Review: Sony’s mini speaker proves size isn’t everything

Tech Tools: The SRS XB2 speaker may be small in size, but it’s mighty on sound

Sony SRS XB2 speaker: Looks-wise, the XB2 isn’t bad

Product name: Sony SRS XB2

Price: €119.0

Where to buy:


Thu, Jun 15, 2017, 07:45


The Sony SRS XB2 speaker has been knocking around for a while, but as we hit festival and holiday season, it’s a good time to look at your options for portable audio. Sony’s speaker may be mini, but its audio certainly isn’t.

The Bluetooth device is intended to be portable, but not so portable that you shove it in your pocket and forget about it. At 480g and 191mm in length, the XB2 is more of a bag speaker.

Looks-wise, the XB2 isn’t bad. Front and back are metal speaker grilles, with a plastic case. On the top, you have controls for power, volume, bluetooth and pairing, calls and extra bass. On the side, there’s an add button that allows you to pair a second speaker, and the rear is a covered 3.5mm jack, USB charging port and reset button.

The speaker comes in a range of colours, from traditional black – classic but uninspiring – to more vibrant red, green and blue options. It all depends on your personal style.

One-touch pairing

The speaker is designed to be easy to set up, boasting about its one-touch pairing and NFC. It’s a claim it lives up to – pairing was simply a matter of holding the bluetooth button and connecting your phone or tablet.

That’s all you need to do to get the speaker working – besides charging it, of course – and you are ready to go.

You can’t quite go hands-off with your phone, however. Although the speaker will look after volume – which can be overridden with your phone’s volume controls too, by the way – you don’t have any way to control playback. To skip tracks, play and pause music, you’ll still need your phone.

It’s a minor point, though. Although the speaker has decent audio for its size, it really comes into its own when you hit the bass button. The sound noticeably changes and the bass is more pronounced without being overwhelming. It won’t trouble more expensive speakers, but it will keep most people happy.

Linking speakers

You can link two of the speakers together to create bigger sound, although how many will actually use it is another thing.

The speaker boasts a battery life of up to 12 hours. In tests, we never quite reached that, but got close enough. Your listening style will obviously influence that time limit; wireless will suck more power than wired, and the higher you push the volume, the less time you’ll get out of it.

The speaker is water resistant – note “resistant”, not “proof”, so it will take a splash or two but don’t immerse it in water. A shower of rain should be okay; a dip in the sea, less so.

The SB2, as mentioned, also works as a speaker for your calls, so if someone interrupts your music you can take the call without having to touch your phone.

The good:

It’s portable, it has a decent battery life and the sound is great. There’s a lot to love about the SB2. The ability to hook up a second speaker is an interesting feature that some people – with deeper pockets – will love. At €119, the SB2 is budget friendly-ish, and performs better than you’d expect in the sound stakes.

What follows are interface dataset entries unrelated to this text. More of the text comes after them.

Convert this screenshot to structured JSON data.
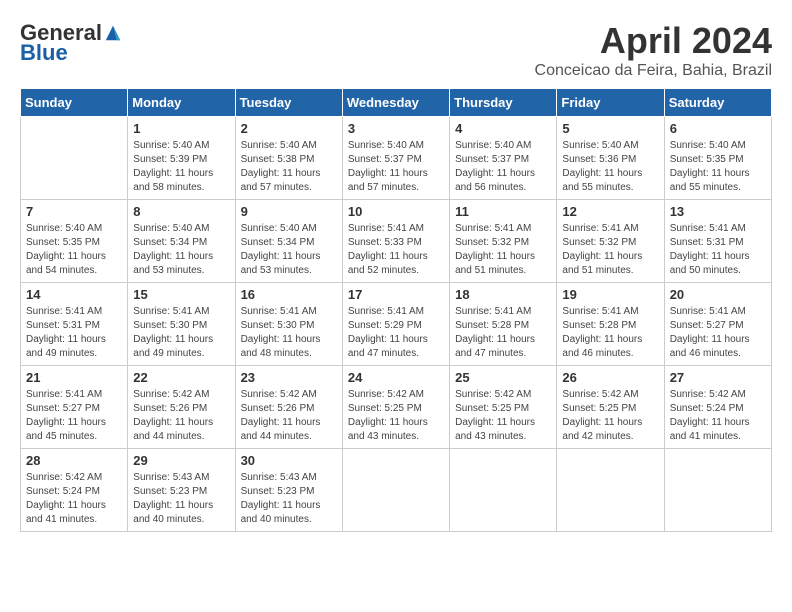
{
  "header": {
    "logo_general": "General",
    "logo_blue": "Blue",
    "month_title": "April 2024",
    "location": "Conceicao da Feira, Bahia, Brazil"
  },
  "days_of_week": [
    "Sunday",
    "Monday",
    "Tuesday",
    "Wednesday",
    "Thursday",
    "Friday",
    "Saturday"
  ],
  "weeks": [
    [
      {
        "day": "",
        "info": ""
      },
      {
        "day": "1",
        "info": "Sunrise: 5:40 AM\nSunset: 5:39 PM\nDaylight: 11 hours\nand 58 minutes."
      },
      {
        "day": "2",
        "info": "Sunrise: 5:40 AM\nSunset: 5:38 PM\nDaylight: 11 hours\nand 57 minutes."
      },
      {
        "day": "3",
        "info": "Sunrise: 5:40 AM\nSunset: 5:37 PM\nDaylight: 11 hours\nand 57 minutes."
      },
      {
        "day": "4",
        "info": "Sunrise: 5:40 AM\nSunset: 5:37 PM\nDaylight: 11 hours\nand 56 minutes."
      },
      {
        "day": "5",
        "info": "Sunrise: 5:40 AM\nSunset: 5:36 PM\nDaylight: 11 hours\nand 55 minutes."
      },
      {
        "day": "6",
        "info": "Sunrise: 5:40 AM\nSunset: 5:35 PM\nDaylight: 11 hours\nand 55 minutes."
      }
    ],
    [
      {
        "day": "7",
        "info": "Sunrise: 5:40 AM\nSunset: 5:35 PM\nDaylight: 11 hours\nand 54 minutes."
      },
      {
        "day": "8",
        "info": "Sunrise: 5:40 AM\nSunset: 5:34 PM\nDaylight: 11 hours\nand 53 minutes."
      },
      {
        "day": "9",
        "info": "Sunrise: 5:40 AM\nSunset: 5:34 PM\nDaylight: 11 hours\nand 53 minutes."
      },
      {
        "day": "10",
        "info": "Sunrise: 5:41 AM\nSunset: 5:33 PM\nDaylight: 11 hours\nand 52 minutes."
      },
      {
        "day": "11",
        "info": "Sunrise: 5:41 AM\nSunset: 5:32 PM\nDaylight: 11 hours\nand 51 minutes."
      },
      {
        "day": "12",
        "info": "Sunrise: 5:41 AM\nSunset: 5:32 PM\nDaylight: 11 hours\nand 51 minutes."
      },
      {
        "day": "13",
        "info": "Sunrise: 5:41 AM\nSunset: 5:31 PM\nDaylight: 11 hours\nand 50 minutes."
      }
    ],
    [
      {
        "day": "14",
        "info": "Sunrise: 5:41 AM\nSunset: 5:31 PM\nDaylight: 11 hours\nand 49 minutes."
      },
      {
        "day": "15",
        "info": "Sunrise: 5:41 AM\nSunset: 5:30 PM\nDaylight: 11 hours\nand 49 minutes."
      },
      {
        "day": "16",
        "info": "Sunrise: 5:41 AM\nSunset: 5:30 PM\nDaylight: 11 hours\nand 48 minutes."
      },
      {
        "day": "17",
        "info": "Sunrise: 5:41 AM\nSunset: 5:29 PM\nDaylight: 11 hours\nand 47 minutes."
      },
      {
        "day": "18",
        "info": "Sunrise: 5:41 AM\nSunset: 5:28 PM\nDaylight: 11 hours\nand 47 minutes."
      },
      {
        "day": "19",
        "info": "Sunrise: 5:41 AM\nSunset: 5:28 PM\nDaylight: 11 hours\nand 46 minutes."
      },
      {
        "day": "20",
        "info": "Sunrise: 5:41 AM\nSunset: 5:27 PM\nDaylight: 11 hours\nand 46 minutes."
      }
    ],
    [
      {
        "day": "21",
        "info": "Sunrise: 5:41 AM\nSunset: 5:27 PM\nDaylight: 11 hours\nand 45 minutes."
      },
      {
        "day": "22",
        "info": "Sunrise: 5:42 AM\nSunset: 5:26 PM\nDaylight: 11 hours\nand 44 minutes."
      },
      {
        "day": "23",
        "info": "Sunrise: 5:42 AM\nSunset: 5:26 PM\nDaylight: 11 hours\nand 44 minutes."
      },
      {
        "day": "24",
        "info": "Sunrise: 5:42 AM\nSunset: 5:25 PM\nDaylight: 11 hours\nand 43 minutes."
      },
      {
        "day": "25",
        "info": "Sunrise: 5:42 AM\nSunset: 5:25 PM\nDaylight: 11 hours\nand 43 minutes."
      },
      {
        "day": "26",
        "info": "Sunrise: 5:42 AM\nSunset: 5:25 PM\nDaylight: 11 hours\nand 42 minutes."
      },
      {
        "day": "27",
        "info": "Sunrise: 5:42 AM\nSunset: 5:24 PM\nDaylight: 11 hours\nand 41 minutes."
      }
    ],
    [
      {
        "day": "28",
        "info": "Sunrise: 5:42 AM\nSunset: 5:24 PM\nDaylight: 11 hours\nand 41 minutes."
      },
      {
        "day": "29",
        "info": "Sunrise: 5:43 AM\nSunset: 5:23 PM\nDaylight: 11 hours\nand 40 minutes."
      },
      {
        "day": "30",
        "info": "Sunrise: 5:43 AM\nSunset: 5:23 PM\nDaylight: 11 hours\nand 40 minutes."
      },
      {
        "day": "",
        "info": ""
      },
      {
        "day": "",
        "info": ""
      },
      {
        "day": "",
        "info": ""
      },
      {
        "day": "",
        "info": ""
      }
    ]
  ]
}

The not so good:

While it’s relatively easy on the pocket, the SB2 isn’t cheap enough that most users will jump at the chance to pay out for a second one. That “add” feature will likely be reserved for those who have friends with the same speaker.

The rest:

The speaker is water resistant not waterproof – an important distinction that is the difference between drying off your still-working speaker and having to invest in a new one. You can also use the speaker with devices that don’t have Bluetooth built in, through the 3.5mm jack. You’ll have to supply your own cable though.

The verdict:

For the price, the Sony SRS XB2 delivers impressive sound.